The goal of this game was to utilize a probe to fish out contents from the shark's stomach without those fierce jaws snapping closed. Some of those stomach contents included a human skull, a fish skeleton, a tire, a camera, a pistol, a glove, a boot, a walkie-talkie, and a wagon wheel (!). In the version of the game I own today, these delicacies are all molded in white or blue plastic, but the game box shows different colored items.
The funny thing about the book, looking back on it, is that it featured a lot of pop culture references that, at six, I couldn’t possibly have recognized. For instance, one joke included a reference to a shark game show, Tooth or Consequences, which would have been an allusion to Truth or Consequences (1950)…which I never saw.
I also remember with envy that my friend Stephen who lived on Ridgewood Avenue wore a custom-made Jaws Halloween costume to kindergarten that year. I don’t remember what I wore for Halloween in Kindergarten, but I absolutely remember every detail of that huge, canvas, toothy shark head costume to this day.
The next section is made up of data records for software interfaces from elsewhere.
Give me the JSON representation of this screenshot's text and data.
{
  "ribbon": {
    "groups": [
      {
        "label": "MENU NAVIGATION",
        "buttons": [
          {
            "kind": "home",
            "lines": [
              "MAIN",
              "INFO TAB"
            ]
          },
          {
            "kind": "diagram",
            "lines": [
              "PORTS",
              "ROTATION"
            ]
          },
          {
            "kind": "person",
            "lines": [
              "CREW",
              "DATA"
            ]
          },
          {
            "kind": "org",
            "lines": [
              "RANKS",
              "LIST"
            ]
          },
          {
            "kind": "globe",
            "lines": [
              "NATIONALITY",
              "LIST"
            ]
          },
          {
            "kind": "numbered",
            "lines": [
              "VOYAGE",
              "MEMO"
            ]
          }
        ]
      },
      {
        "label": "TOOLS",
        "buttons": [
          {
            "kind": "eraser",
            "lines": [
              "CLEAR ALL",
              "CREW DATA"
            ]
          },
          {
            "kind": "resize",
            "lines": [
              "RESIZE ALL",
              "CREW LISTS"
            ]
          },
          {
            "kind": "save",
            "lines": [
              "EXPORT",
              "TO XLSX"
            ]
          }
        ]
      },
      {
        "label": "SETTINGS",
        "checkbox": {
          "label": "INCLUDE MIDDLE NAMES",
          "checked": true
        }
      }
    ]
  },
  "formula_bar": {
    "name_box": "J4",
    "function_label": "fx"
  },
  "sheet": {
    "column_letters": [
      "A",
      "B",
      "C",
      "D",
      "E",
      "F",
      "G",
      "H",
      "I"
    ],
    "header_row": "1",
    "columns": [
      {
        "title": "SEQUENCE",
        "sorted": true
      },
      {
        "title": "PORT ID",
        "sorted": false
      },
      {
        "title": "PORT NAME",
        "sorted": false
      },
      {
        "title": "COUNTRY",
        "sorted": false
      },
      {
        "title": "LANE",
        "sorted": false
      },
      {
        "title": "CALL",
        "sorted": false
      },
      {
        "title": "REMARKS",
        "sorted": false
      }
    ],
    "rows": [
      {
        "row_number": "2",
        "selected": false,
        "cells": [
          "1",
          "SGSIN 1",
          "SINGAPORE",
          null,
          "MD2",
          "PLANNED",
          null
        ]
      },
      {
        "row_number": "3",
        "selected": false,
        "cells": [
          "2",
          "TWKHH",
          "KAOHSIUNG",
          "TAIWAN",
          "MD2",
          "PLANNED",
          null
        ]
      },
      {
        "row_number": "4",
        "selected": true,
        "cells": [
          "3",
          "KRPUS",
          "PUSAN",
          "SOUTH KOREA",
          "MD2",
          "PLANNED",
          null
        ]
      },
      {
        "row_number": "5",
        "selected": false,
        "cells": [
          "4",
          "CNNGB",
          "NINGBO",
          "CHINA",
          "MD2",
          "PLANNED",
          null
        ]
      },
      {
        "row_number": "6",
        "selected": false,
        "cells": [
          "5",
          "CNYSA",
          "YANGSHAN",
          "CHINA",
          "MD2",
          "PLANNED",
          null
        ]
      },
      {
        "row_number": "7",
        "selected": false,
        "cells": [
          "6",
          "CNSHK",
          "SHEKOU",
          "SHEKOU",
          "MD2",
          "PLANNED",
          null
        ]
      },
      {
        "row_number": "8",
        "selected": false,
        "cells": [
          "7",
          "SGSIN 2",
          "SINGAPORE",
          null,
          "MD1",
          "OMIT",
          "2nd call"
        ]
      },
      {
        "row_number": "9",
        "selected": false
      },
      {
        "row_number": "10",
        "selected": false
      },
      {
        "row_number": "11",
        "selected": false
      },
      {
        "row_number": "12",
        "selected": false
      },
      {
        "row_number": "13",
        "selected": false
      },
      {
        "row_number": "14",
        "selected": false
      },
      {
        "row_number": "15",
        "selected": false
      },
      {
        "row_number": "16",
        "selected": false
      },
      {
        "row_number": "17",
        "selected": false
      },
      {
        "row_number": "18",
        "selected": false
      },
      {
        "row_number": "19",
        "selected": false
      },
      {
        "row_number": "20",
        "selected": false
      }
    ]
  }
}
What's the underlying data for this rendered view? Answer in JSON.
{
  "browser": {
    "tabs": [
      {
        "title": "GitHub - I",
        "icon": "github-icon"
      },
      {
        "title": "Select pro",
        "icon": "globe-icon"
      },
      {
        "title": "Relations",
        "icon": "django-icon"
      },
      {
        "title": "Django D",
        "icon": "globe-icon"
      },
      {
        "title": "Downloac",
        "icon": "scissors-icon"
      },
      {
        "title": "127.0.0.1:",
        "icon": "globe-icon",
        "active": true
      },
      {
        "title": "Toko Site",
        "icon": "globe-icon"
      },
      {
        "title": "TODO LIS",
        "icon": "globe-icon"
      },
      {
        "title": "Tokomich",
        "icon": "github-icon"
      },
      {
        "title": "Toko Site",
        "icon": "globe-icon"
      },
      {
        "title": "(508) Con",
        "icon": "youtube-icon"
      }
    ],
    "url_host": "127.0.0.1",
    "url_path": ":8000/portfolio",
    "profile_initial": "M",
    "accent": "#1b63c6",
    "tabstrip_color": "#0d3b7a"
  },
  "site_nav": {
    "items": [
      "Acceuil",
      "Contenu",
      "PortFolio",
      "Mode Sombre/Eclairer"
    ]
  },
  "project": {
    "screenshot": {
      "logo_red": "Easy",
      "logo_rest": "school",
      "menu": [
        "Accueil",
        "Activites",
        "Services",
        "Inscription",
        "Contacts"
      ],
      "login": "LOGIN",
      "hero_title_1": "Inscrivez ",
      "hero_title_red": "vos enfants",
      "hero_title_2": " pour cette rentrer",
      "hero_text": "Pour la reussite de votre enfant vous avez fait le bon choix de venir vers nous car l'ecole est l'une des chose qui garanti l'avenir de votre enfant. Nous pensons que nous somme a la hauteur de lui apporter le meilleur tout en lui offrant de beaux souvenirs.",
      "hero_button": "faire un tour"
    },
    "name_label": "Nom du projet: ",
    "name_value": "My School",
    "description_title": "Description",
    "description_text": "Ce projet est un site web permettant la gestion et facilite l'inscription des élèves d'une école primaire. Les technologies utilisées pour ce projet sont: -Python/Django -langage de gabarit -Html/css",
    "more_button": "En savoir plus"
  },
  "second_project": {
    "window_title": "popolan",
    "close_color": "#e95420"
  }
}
Also, Collegeville released a standard plastic costume of the Shark from Jaws for those kids without the wherewithal to create their own.
Chevy Chase memorably appeared in a Saturday Night Live skit during its first season in 1975 as a “land shark,” an “urban predator” capable of “disguising its voice”(!) and striking at any time or place. On a more serious note, a 1977 episode of The Six-Million Dollar Man featured the Bionic Steve Austin (Lee Majors) tangling with sharks.
Today, I recall this spell of my youth with tremendous fondness, especially as Jaws-Mania occurred pre-Star Wars, and shared pop-culture space with Bicentennial Fever, Space: 1999, and Logan's Run.